Flyer: “Not voting in the next election? Could you not care less about elections and how they work? We want to support you. Join Outlier Media for a conversation fit for adults living in Detroit who don’t plan to vote in the next election because they don’t want to, are ineligible or are facing other barriers. We’re not trying to persuade you to vote. We’re simply interested in learning what your concerns are because we know they are often overlooked or dismissed. At 6 p.m. on September 28, 2023 at TechTown, 440 Burroughs St., Detroit, 48202.” One photo shows three people standing in a circle, happily engaging in conversation and another has three seated panelists talking to a crowd.

More City and Regional News

Education, Health, Utilities, Policing


9/12/2023 Detroit Public Schools Community District, Regular Board Meeting: Public commenters complain of lack of bilingual education and English-only text notices to parents.
Documented by Ashley Williams and Chandler Vaughan


9/13/2023 Detroit Wayne Integrated Health Network, Board of Directors Program Compliance Committee: DWIHN’s non-emergency call center had 12,000 more calls this year; committee applying for $2 million federal grant for suicide prevention programs.
Documented by Clarissa Williams and Sandi Nelson


9/13/2023 Great Lakes Water Authority, Board of Directors Workshop: Board discusses the high costs of deferred maintenance and the need to replace aging infrastructure.
Documented by Bridget Scallen, Christiana Beckley and Tiffany Pilson


9/14/2023 Detroit Board of Police Commissioners: Chief Investigator Jerome Warfield pleas for commissioners’ help on misconduct cases; Chair QuanTez Pressley calls misconduct reports “absolutely necessary.”
Documented by Gabriel Gamlin and Meghan Rutigliano

For more on the Detroit Board of Police Commissioners, check out the latest BOPC Watch.


Try, try again for health placards at restaurants

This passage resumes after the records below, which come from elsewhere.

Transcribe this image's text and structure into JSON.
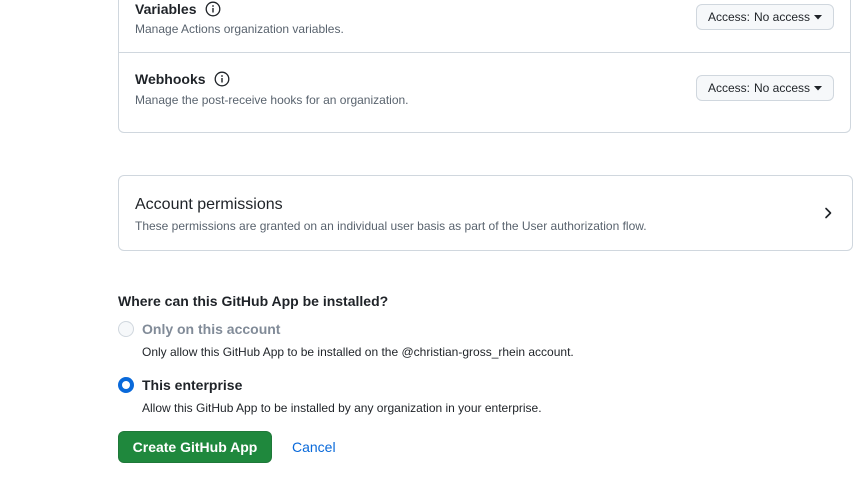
{
  "permissions": [
    {
      "title": "Variables",
      "description": "Manage Actions organization variables.",
      "access_prefix": "Access:",
      "access_value": "No access"
    },
    {
      "title": "Webhooks",
      "description": "Manage the post-receive hooks for an organization.",
      "access_prefix": "Access:",
      "access_value": "No access"
    }
  ],
  "account_permissions": {
    "title": "Account permissions",
    "description": "These permissions are granted on an individual user basis as part of the User authorization flow."
  },
  "install": {
    "question": "Where can this GitHub App be installed?",
    "options": [
      {
        "label": "Only on this account",
        "description": "Only allow this GitHub App to be installed on the @christian-gross_rhein account.",
        "selected": false,
        "disabled": true
      },
      {
        "label": "This enterprise",
        "description": "Allow this GitHub App to be installed by any organization in your enterprise.",
        "selected": true,
        "disabled": false
      }
    ]
  },
  "actions": {
    "create_label": "Create GitHub App",
    "cancel_label": "Cancel"
  },
  "colors": {
    "primary_button": "#1f883d",
    "link": "#0969da",
    "border": "#d0d7de",
    "muted_text": "#59636e"
  },
  "icons": {
    "info": "info-icon",
    "dropdown": "triangle-down-icon",
    "chevron": "chevron-right-icon"
  }
}
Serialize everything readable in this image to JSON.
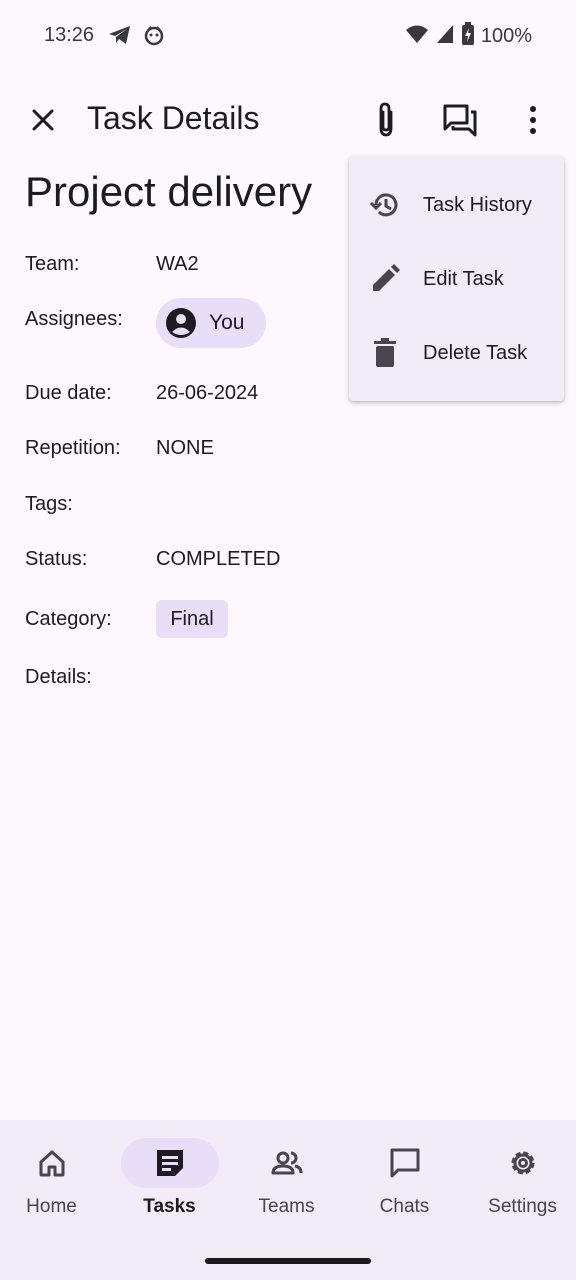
{
  "status_bar": {
    "time": "13:26",
    "battery": "100%",
    "icons": [
      "telegram-icon",
      "android-face-icon",
      "wifi-icon",
      "signal-icon",
      "battery-icon"
    ]
  },
  "app_bar": {
    "title": "Task Details",
    "icons": [
      "close-icon",
      "attach-icon",
      "forum-icon",
      "more-vert-icon"
    ]
  },
  "task": {
    "title": "Project delivery",
    "labels": {
      "team": "Team:",
      "assignees": "Assignees:",
      "due_date": "Due date:",
      "repetition": "Repetition:",
      "tags": "Tags:",
      "status": "Status:",
      "category": "Category:",
      "details": "Details:"
    },
    "team": "WA2",
    "assignee": "You",
    "due_date": "26-06-2024",
    "repetition": "NONE",
    "status": "COMPLETED",
    "category": "Final"
  },
  "menu": {
    "items": [
      {
        "label": "Task History",
        "icon": "history-icon"
      },
      {
        "label": "Edit Task",
        "icon": "edit-icon"
      },
      {
        "label": "Delete Task",
        "icon": "delete-icon"
      }
    ]
  },
  "bottom_nav": {
    "items": [
      {
        "label": "Home",
        "icon": "home-icon"
      },
      {
        "label": "Tasks",
        "icon": "tasks-icon",
        "active": true
      },
      {
        "label": "Teams",
        "icon": "teams-icon"
      },
      {
        "label": "Chats",
        "icon": "chat-icon"
      },
      {
        "label": "Settings",
        "icon": "settings-icon"
      }
    ]
  },
  "colors": {
    "background": "#fdf8fd",
    "chip": "#e8def8",
    "menu_surface": "#f1ecf5",
    "nav_surface": "#f2ecf6",
    "text": "#1d1b20"
  }
}
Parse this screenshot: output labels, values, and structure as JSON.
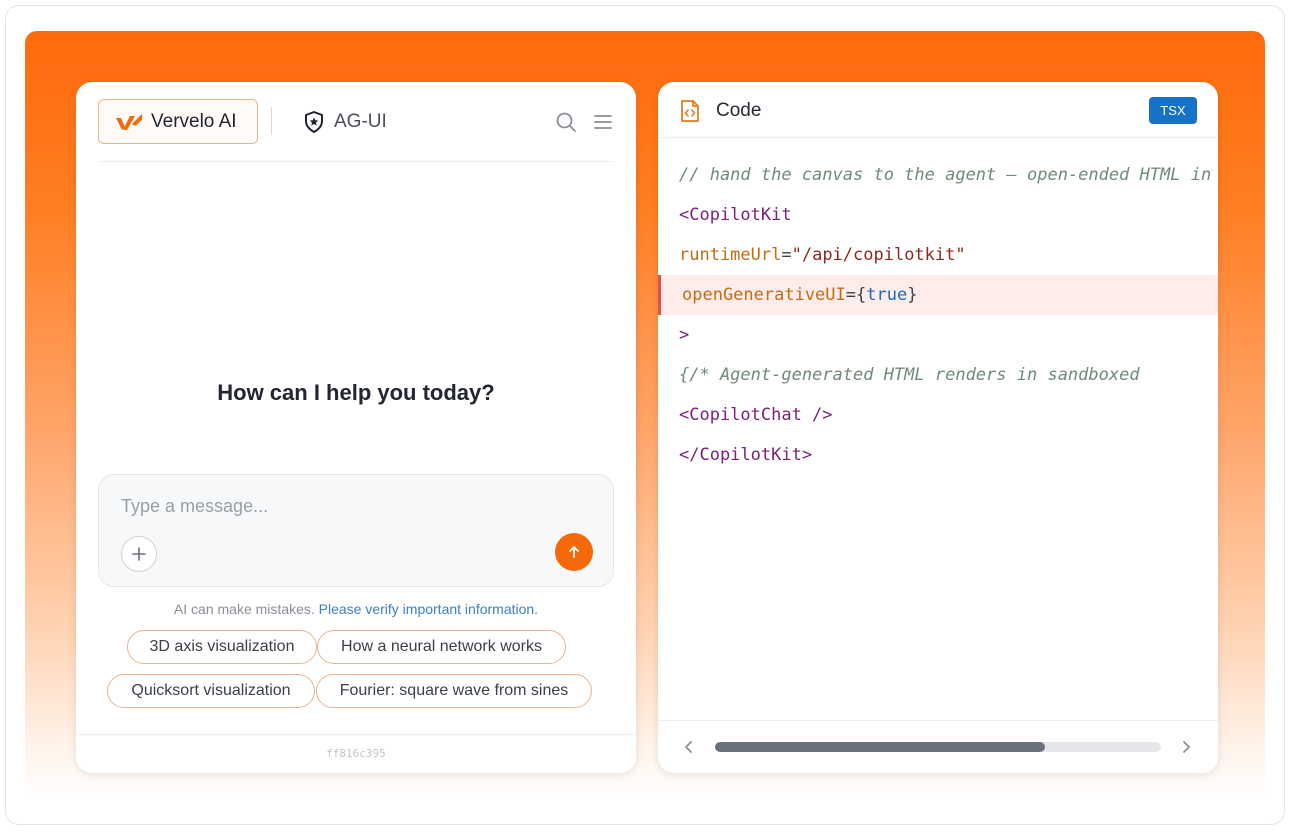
{
  "chat": {
    "brand_name": "Vervelo AI",
    "tab_label": "AG-UI",
    "welcome": "How can I help you today?",
    "composer_placeholder": "Type a message...",
    "disclaimer_text": "AI can make mistakes.",
    "disclaimer_link": "Please verify important information.",
    "suggestions": [
      "3D axis visualization",
      "How a neural network works",
      "Quicksort visualization",
      "Fourier: square wave from sines"
    ],
    "build_hash": "ff816c395"
  },
  "code": {
    "title": "Code",
    "language_badge": "TSX",
    "highlighted_line": 4,
    "scroll_position": 0.74,
    "lines": [
      [
        {
          "t": "// hand the canvas to the agent – open-ended HTML in",
          "k": "comment"
        }
      ],
      [
        {
          "t": "<CopilotKit",
          "k": "tag"
        }
      ],
      [
        {
          "t": "runtimeUrl",
          "k": "attr"
        },
        {
          "t": "=",
          "k": "punct"
        },
        {
          "t": "\"/api/copilotkit\"",
          "k": "string"
        }
      ],
      [
        {
          "t": "openGenerativeUI",
          "k": "attr"
        },
        {
          "t": "={",
          "k": "punct"
        },
        {
          "t": "true",
          "k": "bool"
        },
        {
          "t": "}",
          "k": "punct"
        }
      ],
      [
        {
          "t": ">",
          "k": "tag"
        }
      ],
      [
        {
          "t": "{/* Agent-generated HTML renders in sandboxed",
          "k": "comment"
        }
      ],
      [
        {
          "t": "<CopilotChat />",
          "k": "tag"
        }
      ],
      [
        {
          "t": "</CopilotKit>",
          "k": "tag"
        }
      ]
    ]
  },
  "colors": {
    "accent": "#f46a0a",
    "badge": "#1672c7",
    "highlight_bg": "#fdecea",
    "highlight_border": "#e0524d"
  }
}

City Councilmember Scott Benson and the Dining with Confidence Coalition are recruiting restaurants for a pilot program that will gather data to support the idea of a health compliance placard system. A resolution to implement a mandatory placard system failed in City Council last November.

Get Involved

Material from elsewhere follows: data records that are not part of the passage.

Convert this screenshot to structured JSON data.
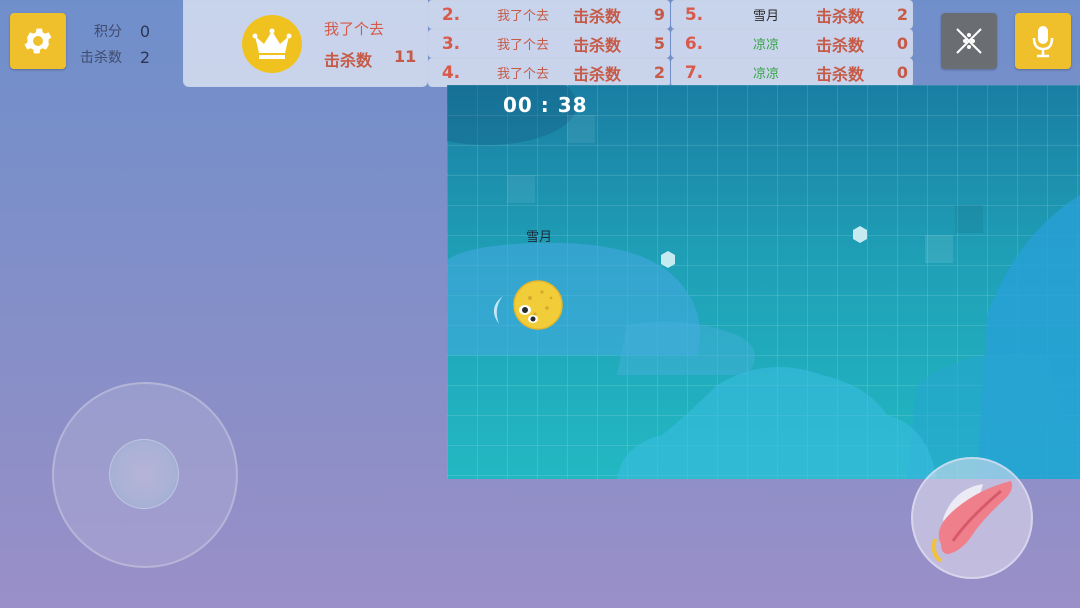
{
  "stats": {
    "score_label": "积分",
    "score_value": "0",
    "kills_label": "击杀数",
    "kills_value": "2"
  },
  "leaderboard": {
    "top": {
      "name": "我了个去",
      "kills_label": "击杀数",
      "kills_value": "11"
    },
    "rows": [
      {
        "rank": "2.",
        "name": "我了个去",
        "kills_label": "击杀数",
        "kills": "9",
        "name_color": "#c65a47"
      },
      {
        "rank": "3.",
        "name": "我了个去",
        "kills_label": "击杀数",
        "kills": "5",
        "name_color": "#c65a47"
      },
      {
        "rank": "4.",
        "name": "我了个去",
        "kills_label": "击杀数",
        "kills": "2",
        "name_color": "#c65a47"
      },
      {
        "rank": "5.",
        "name": "雪月",
        "kills_label": "击杀数",
        "kills": "2",
        "name_color": "#2b2b2b"
      },
      {
        "rank": "6.",
        "name": "凉凉",
        "kills_label": "击杀数",
        "kills": "0",
        "name_color": "#3aa54a"
      },
      {
        "rank": "7.",
        "name": "凉凉",
        "kills_label": "击杀数",
        "kills": "0",
        "name_color": "#3aa54a"
      }
    ]
  },
  "timer": "00 : 38",
  "player": {
    "name": "雪月"
  },
  "icons": {
    "settings": "gear-icon",
    "sound": "sound-muted-icon",
    "mic": "microphone-icon",
    "crown": "crown-icon",
    "attack": "tongue-attack-icon"
  },
  "colors": {
    "accent": "#efc02c",
    "kill_text": "#c65a47"
  }
}
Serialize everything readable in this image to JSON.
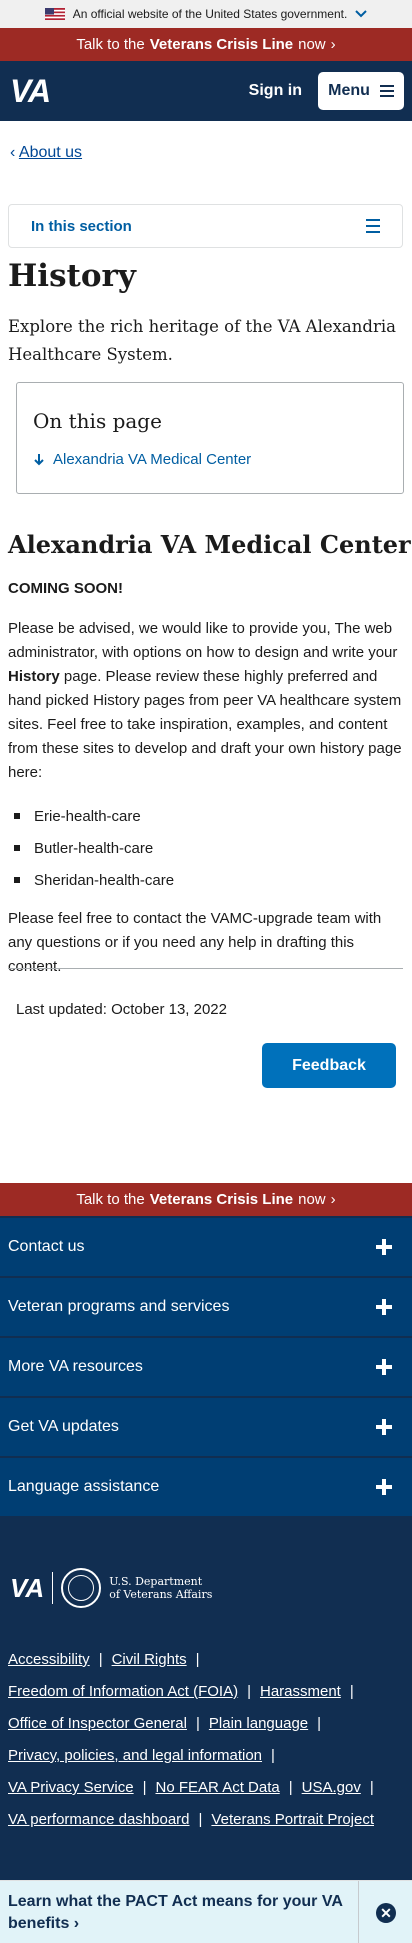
{
  "gov_banner": {
    "text": "An official website of the United States government."
  },
  "crisis": {
    "prefix": "Talk to the",
    "bold": "Veterans Crisis Line",
    "suffix": "now",
    "arrow": "›"
  },
  "header": {
    "logo": "VA",
    "sign_in": "Sign in",
    "menu": "Menu"
  },
  "breadcrumb": {
    "arrow": "‹",
    "label": "About us"
  },
  "section_nav": {
    "label": "In this section"
  },
  "page": {
    "title": "History",
    "intro": "Explore the rich heritage of the VA Alexandria Healthcare System."
  },
  "on_this_page": {
    "heading": "On this page",
    "link": "Alexandria VA Medical Center"
  },
  "content": {
    "heading": "Alexandria VA Medical Center",
    "coming_soon": "COMING SOON!",
    "para1_a": "Please be advised, we would like to provide you, The web administrator, with options on how to design and write your ",
    "para1_bold": "History",
    "para1_b": " page. Please review these highly preferred and hand picked History pages from peer VA healthcare system sites.  Feel free to take inspiration, examples, and content from these sites to develop and draft your own history page here:",
    "links": [
      "Erie-health-care",
      "Butler-health-care",
      "Sheridan-health-care"
    ],
    "para2": "Please feel free to contact the VAMC-upgrade team with any questions or if you need any help in drafting this content.",
    "last_updated": "Last updated: October 13, 2022",
    "feedback": "Feedback"
  },
  "footer": {
    "accordions": [
      "Contact us",
      "Veteran programs and services",
      "More VA resources",
      "Get VA updates",
      "Language assistance"
    ],
    "logo": "VA",
    "dept_line1": "U.S. Department",
    "dept_line2": "of Veterans Affairs",
    "links": [
      "Accessibility",
      "Civil Rights",
      "Freedom of Information Act (FOIA)",
      "Harassment",
      "Office of Inspector General",
      "Plain language",
      "Privacy, policies, and legal information",
      "VA Privacy Service",
      "No FEAR Act Data",
      "USA.gov",
      "VA performance dashboard",
      "Veterans Portrait Project"
    ],
    "pipe": "|"
  },
  "pact": {
    "text": "Learn what the PACT Act means for your VA benefits",
    "arrow": "›",
    "close": "✕"
  },
  "colors": {
    "navy": "#112e51",
    "crisis_red": "#9d2a24",
    "link_blue": "#005ea2",
    "button_blue": "#0071bb"
  }
}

Upcoming training and events

Become a Detroit Documenter
Register to become a Detroit Documenter, and participate in some other trainings and events while you wait for the next orientation coming this fall. 

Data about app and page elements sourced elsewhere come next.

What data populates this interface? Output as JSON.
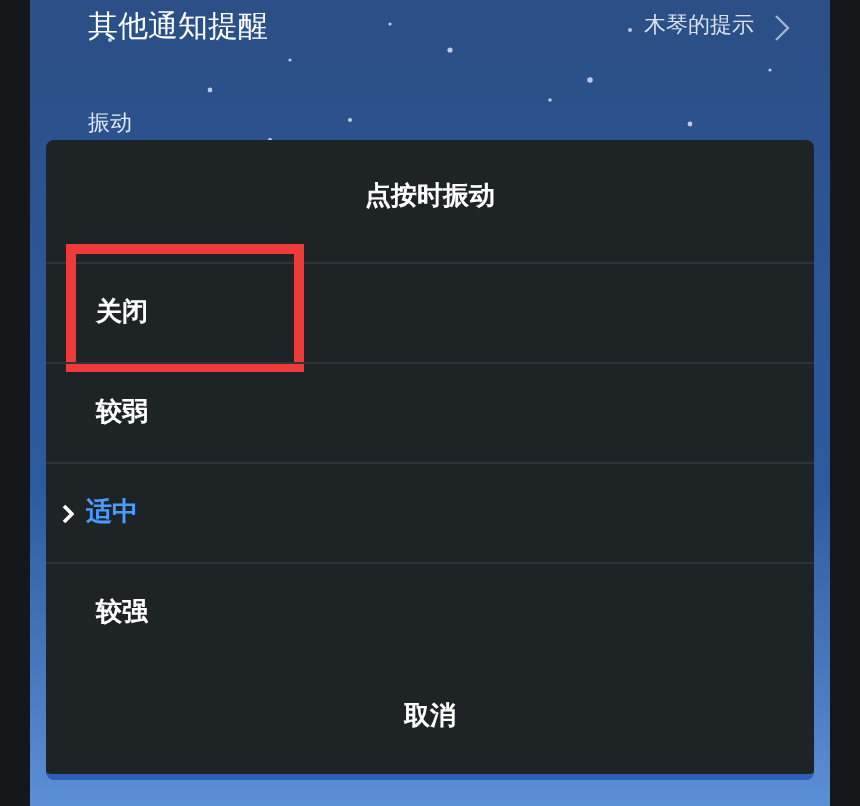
{
  "settings_row": {
    "label": "其他通知提醒",
    "value": "木琴的提示"
  },
  "section_label": "振动",
  "dialog": {
    "title": "点按时振动",
    "options": [
      {
        "label": "关闭",
        "selected": false,
        "highlighted": true
      },
      {
        "label": "较弱",
        "selected": false,
        "highlighted": false
      },
      {
        "label": "适中",
        "selected": true,
        "highlighted": false
      },
      {
        "label": "较强",
        "selected": false,
        "highlighted": false
      }
    ],
    "cancel": "取消"
  }
}
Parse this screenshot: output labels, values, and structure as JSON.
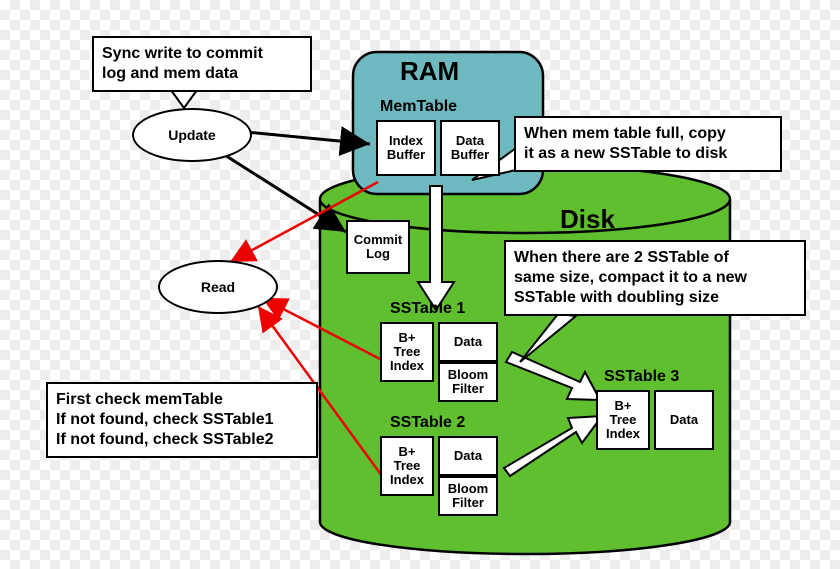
{
  "regions": {
    "ram": "RAM",
    "disk": "Disk"
  },
  "nodes": {
    "update": "Update",
    "read": "Read"
  },
  "memtable": {
    "title": "MemTable",
    "index_buffer": "Index\nBuffer",
    "data_buffer": "Data\nBuffer"
  },
  "commit_log": "Commit\nLog",
  "sstable1": {
    "title": "SSTable 1",
    "bptree": "B+\nTree\nIndex",
    "data": "Data",
    "bloom": "Bloom\nFilter"
  },
  "sstable2": {
    "title": "SSTable 2",
    "bptree": "B+\nTree\nIndex",
    "data": "Data",
    "bloom": "Bloom\nFilter"
  },
  "sstable3": {
    "title": "SSTable 3",
    "bptree": "B+\nTree\nIndex",
    "data": "Data"
  },
  "callouts": {
    "sync": "Sync write to commit\nlog and mem data",
    "flush": "When mem table full, copy\nit as a new SSTable to disk",
    "compact": "When there are 2 SSTable of\nsame size, compact it to a new\nSSTable with doubling size",
    "read_path": "First check memTable\nIf not found, check SSTable1\nIf not found, check SSTable2"
  }
}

Editor’s Office Hour
Wednesday, Sept. 20, 10-11 a.m.
Join Detroit Free Press reporter Nushrat Rahman on our regular Office Hours Zoom link. Use this time to get feedback on your notes, learn about Nushrat’s work at the Free Press, pitch ideas or just hang out. Register now

Introduction to FOIA Requests
Tuesday, Sept. 26, 6-7 p.m.
Join us to learn more about the Freedom of Information Act (FOIA) and how you can exercise your right to seek public information by issuing FOIA requests. This workshop will be led by Detroit attorney Ralph Simpson, who specializes in FOIA and Open Meetings Act counseling and litigation.

Documenters Network-wide Virtual Community of Practice
Wednesday, Oct. 4, 6-7:30 p.m. Eastern time
All Documenters from any location are welcome, regardless of whether you’ve attended a training or taken any assignments. Come as you are, and connect with Documenters in other cities!

Office Hours
Tuesdays, 2-4 p.m.
Drop in to ask questions, pitch ideas, discuss assignments or just hang out. You can even get personalized training on topics like live-tweeting or improving your notes. Visit us in the office or join our office hours on Zoom!

Lynelle (she/her) likes working with Documenters because she thinks it’s important for us to share our news and our voices with our neighbors and networks. Her favorite spaces in Detroit are the urban gardens that promote peace, hope, health and healing.

Noah (he/him) believes people benefit their communities when they create civic media and commit acts of journalism. He enjoys being anywhere with live music or tacos.

Malak (she/her) believes in local journalism that provides people with verified and comprehensive information. Her favorite places to unwind and pick up a new read are at Detroit’s bookstores and libraries.